Emergency Medical Services
During the 1800s, citizens such as the village doctor and funeral home owner handled emergency medical services. The first vehicle used was a Ford Model T in 1919, followed by a 1926 Studebaker Big Six which was used as a combination ambulance and pallbearer's car. Next to come was the Cadillac 7 passenger limo which was converted to an ambulance by the removal of the center post.
From 1958-1965 the station wagon was used. Finding it no longer feasible to operate an ambulance service, the funeral home owner gave the station wagon and service to the fire department in 1965. At the time he gave up the service, an ambulance fee of $15 was charged for non-emergency runs and an extra $3 for an emergency run. The service had over 40% non-collectible accounts.

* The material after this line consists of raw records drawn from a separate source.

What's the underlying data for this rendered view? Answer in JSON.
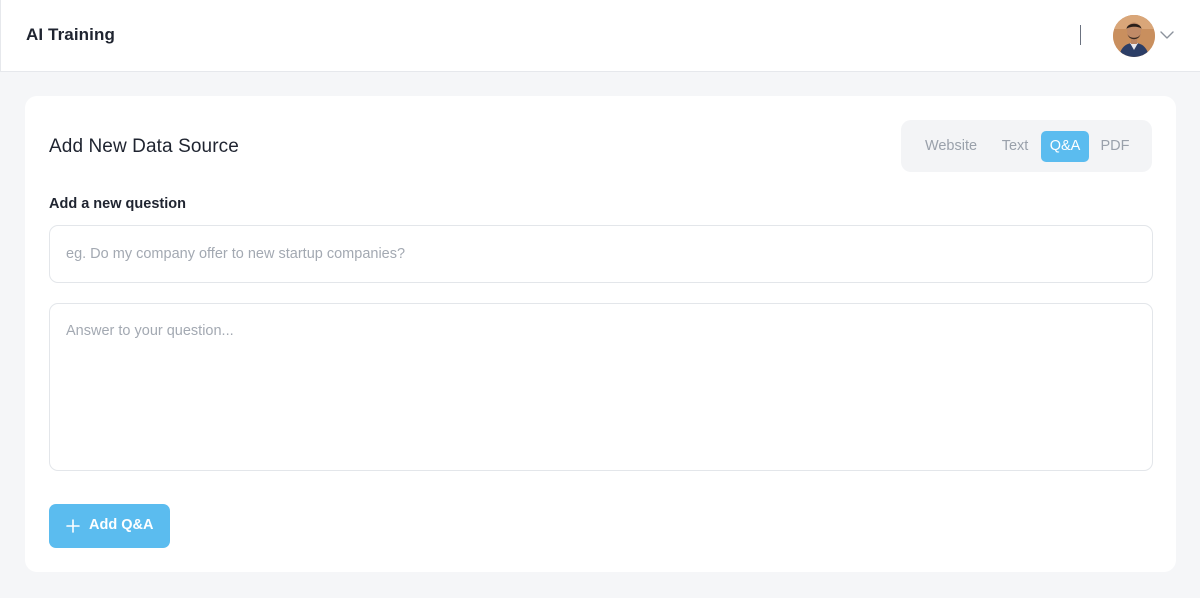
{
  "header": {
    "title": "AI Training",
    "avatar_icon": "user-avatar",
    "menu_icon": "chevron-down-icon"
  },
  "card": {
    "title": "Add New Data Source",
    "tabs": [
      {
        "label": "Website",
        "active": false
      },
      {
        "label": "Text",
        "active": false
      },
      {
        "label": "Q&A",
        "active": true
      },
      {
        "label": "PDF",
        "active": false
      }
    ],
    "question_label": "Add a new question",
    "question_placeholder": "eg. Do my company offer to new startup companies?",
    "question_value": "",
    "answer_placeholder": "Answer to your question...",
    "answer_value": "",
    "add_button_label": "Add Q&A",
    "add_button_icon": "plus-icon"
  },
  "colors": {
    "accent": "#5bbcef",
    "background": "#f5f6f8",
    "card": "#ffffff",
    "text": "#1f2430",
    "muted": "#9aa1ab"
  }
}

The fire department had the station wagon for less than a week, when it decided it took too much manpower, so they shifted the service to John Ward, who had been a private provider with the village.
The fire department did not become involved in the ambulance business until 1977, when a law placed new requirements upon emergency response units, which was hard for the private contractors to meet. From then on the fire department would respond to both rescue and ambulance calls.

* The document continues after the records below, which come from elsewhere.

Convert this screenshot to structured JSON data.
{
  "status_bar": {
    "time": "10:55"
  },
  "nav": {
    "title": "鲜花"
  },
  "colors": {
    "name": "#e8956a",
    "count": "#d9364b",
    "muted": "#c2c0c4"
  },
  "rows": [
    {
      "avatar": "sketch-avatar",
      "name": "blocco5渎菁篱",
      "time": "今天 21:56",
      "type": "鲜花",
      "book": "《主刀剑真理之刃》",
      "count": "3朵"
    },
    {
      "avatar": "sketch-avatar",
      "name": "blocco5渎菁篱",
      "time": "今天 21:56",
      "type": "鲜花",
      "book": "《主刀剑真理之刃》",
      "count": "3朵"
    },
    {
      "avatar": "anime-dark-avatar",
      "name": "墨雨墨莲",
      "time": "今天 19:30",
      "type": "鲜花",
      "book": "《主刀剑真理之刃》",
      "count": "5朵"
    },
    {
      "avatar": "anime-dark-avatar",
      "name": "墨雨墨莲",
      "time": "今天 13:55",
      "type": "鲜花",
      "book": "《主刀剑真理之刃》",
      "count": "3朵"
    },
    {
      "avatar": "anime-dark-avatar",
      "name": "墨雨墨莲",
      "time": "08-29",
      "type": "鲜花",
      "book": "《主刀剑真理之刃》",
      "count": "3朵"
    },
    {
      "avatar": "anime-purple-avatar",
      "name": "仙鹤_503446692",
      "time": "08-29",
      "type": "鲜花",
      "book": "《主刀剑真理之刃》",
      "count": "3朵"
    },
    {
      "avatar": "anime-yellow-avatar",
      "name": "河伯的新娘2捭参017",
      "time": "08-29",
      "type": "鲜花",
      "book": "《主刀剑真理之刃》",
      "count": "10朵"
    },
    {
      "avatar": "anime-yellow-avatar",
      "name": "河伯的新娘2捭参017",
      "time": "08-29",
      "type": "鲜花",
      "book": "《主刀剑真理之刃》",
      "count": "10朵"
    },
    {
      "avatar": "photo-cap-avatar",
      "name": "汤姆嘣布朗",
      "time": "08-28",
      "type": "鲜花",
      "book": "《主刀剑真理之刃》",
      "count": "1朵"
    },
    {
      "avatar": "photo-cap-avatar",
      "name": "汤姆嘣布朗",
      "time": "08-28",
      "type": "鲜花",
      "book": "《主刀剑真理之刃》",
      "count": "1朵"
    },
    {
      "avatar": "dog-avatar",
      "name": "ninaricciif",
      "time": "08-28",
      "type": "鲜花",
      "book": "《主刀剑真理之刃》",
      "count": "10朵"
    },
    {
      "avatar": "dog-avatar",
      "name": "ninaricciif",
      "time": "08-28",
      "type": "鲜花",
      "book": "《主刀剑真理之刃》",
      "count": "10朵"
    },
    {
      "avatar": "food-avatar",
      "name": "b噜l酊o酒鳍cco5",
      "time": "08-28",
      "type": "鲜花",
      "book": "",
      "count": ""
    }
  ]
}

The level of training has continued to rise through the years. In 2002, the Menomonee Falls Fire Department has an EMS program providing EMT-Basic, including the three new advanced skills, administering Glucagon, Albuterol and Aspirin. Also in 2002, the Department upgraded its EMS to the advanced level of EMT-IV Technician. At this level, EMTs are licensed to start IVs in the field in addition to administering new medications such as Narcan, Dextrose, Atrovent, and Nitroglycerin.